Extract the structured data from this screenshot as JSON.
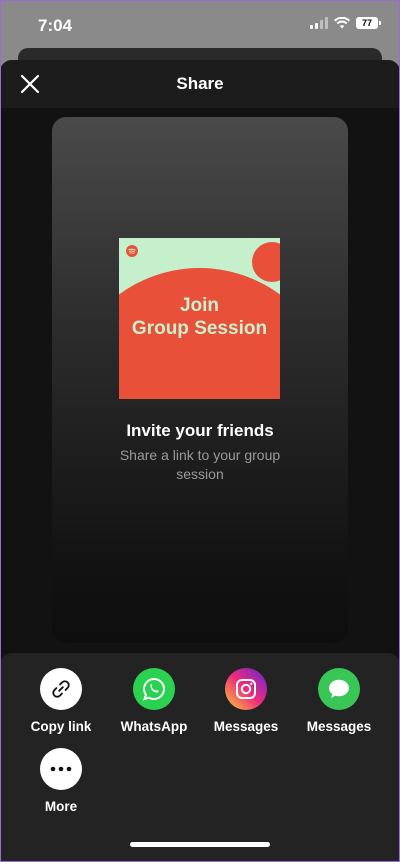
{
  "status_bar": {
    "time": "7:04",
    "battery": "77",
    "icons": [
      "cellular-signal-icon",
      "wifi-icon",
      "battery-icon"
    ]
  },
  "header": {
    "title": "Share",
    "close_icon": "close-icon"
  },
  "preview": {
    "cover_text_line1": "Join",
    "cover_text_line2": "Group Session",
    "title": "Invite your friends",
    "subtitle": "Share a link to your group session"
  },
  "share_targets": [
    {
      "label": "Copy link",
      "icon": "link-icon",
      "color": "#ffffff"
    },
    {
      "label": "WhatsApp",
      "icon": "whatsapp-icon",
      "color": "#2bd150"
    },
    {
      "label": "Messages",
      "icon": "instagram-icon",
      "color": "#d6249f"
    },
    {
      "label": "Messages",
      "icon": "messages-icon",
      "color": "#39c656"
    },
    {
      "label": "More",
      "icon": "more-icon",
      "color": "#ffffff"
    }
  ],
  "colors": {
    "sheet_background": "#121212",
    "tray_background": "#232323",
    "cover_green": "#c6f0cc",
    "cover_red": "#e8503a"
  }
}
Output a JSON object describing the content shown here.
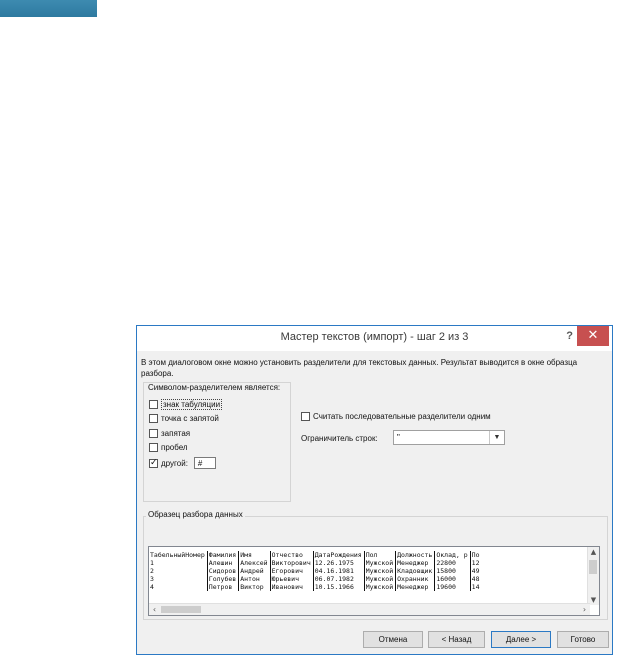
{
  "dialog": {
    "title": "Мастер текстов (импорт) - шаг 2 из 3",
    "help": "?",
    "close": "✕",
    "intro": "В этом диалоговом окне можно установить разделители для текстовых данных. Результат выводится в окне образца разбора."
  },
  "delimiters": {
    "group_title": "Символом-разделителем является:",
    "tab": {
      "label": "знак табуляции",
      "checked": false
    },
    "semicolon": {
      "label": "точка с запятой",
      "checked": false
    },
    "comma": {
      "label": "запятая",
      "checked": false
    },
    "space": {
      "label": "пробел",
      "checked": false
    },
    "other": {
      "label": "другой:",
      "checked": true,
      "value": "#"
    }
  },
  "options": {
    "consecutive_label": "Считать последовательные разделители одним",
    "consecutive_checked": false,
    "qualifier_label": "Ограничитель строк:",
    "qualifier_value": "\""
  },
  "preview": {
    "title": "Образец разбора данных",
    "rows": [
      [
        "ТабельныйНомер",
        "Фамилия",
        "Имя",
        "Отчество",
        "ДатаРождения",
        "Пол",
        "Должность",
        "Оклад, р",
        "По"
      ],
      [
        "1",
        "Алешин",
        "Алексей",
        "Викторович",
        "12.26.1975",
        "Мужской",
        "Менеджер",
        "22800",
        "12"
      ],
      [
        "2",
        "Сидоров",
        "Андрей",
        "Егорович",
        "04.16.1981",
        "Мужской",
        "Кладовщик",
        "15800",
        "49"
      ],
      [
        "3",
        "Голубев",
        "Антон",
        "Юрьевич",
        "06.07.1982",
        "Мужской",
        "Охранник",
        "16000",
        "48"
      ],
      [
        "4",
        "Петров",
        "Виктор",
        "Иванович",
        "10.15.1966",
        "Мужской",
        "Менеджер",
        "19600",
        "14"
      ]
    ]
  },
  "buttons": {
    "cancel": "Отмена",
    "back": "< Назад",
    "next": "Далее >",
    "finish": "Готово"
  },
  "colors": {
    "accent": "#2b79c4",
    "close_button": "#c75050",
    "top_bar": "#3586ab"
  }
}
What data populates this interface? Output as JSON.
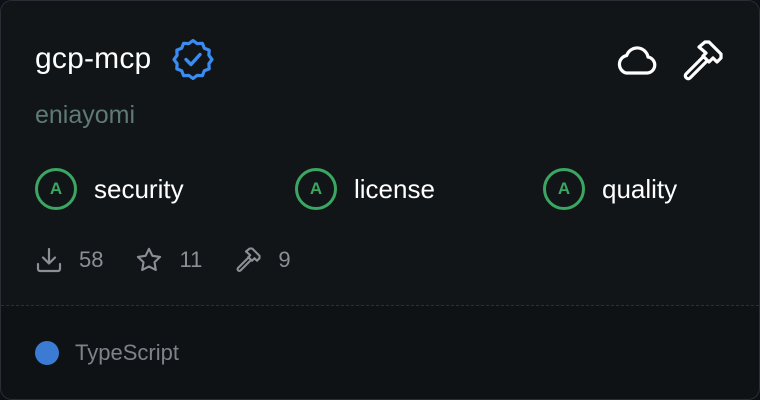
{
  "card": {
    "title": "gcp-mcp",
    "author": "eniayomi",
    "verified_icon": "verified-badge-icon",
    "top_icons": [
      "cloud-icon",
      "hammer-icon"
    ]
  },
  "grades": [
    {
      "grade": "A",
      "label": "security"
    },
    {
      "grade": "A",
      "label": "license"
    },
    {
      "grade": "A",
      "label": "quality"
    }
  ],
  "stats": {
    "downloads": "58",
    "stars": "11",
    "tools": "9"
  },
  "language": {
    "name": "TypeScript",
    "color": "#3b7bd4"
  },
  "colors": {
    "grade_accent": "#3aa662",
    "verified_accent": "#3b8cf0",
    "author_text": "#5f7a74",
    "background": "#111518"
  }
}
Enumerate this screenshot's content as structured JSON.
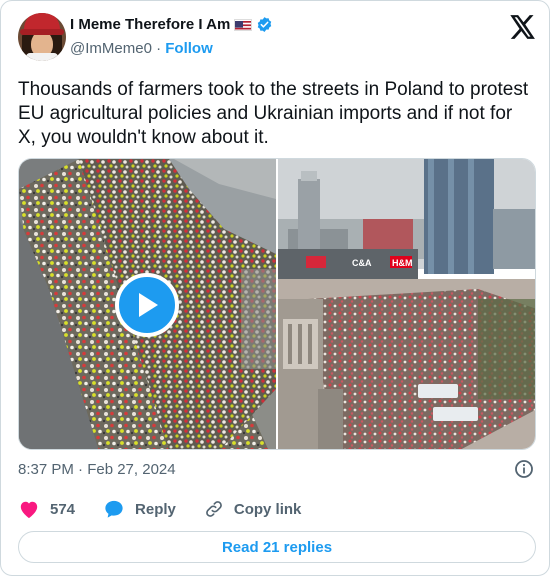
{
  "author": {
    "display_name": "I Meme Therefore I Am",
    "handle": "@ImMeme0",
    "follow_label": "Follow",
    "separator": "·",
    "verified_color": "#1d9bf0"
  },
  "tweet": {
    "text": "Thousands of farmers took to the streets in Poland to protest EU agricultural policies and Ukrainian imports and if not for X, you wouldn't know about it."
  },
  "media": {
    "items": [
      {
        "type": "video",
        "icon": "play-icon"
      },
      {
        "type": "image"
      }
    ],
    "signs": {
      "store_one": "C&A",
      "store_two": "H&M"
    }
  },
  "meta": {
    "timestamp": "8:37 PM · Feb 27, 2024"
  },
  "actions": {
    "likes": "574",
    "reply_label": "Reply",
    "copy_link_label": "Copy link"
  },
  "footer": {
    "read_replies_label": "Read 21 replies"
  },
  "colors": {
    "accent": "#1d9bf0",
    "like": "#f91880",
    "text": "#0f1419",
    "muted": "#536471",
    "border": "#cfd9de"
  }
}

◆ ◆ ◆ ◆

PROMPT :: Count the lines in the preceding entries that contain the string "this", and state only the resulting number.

YOUR RESPONSE :: 3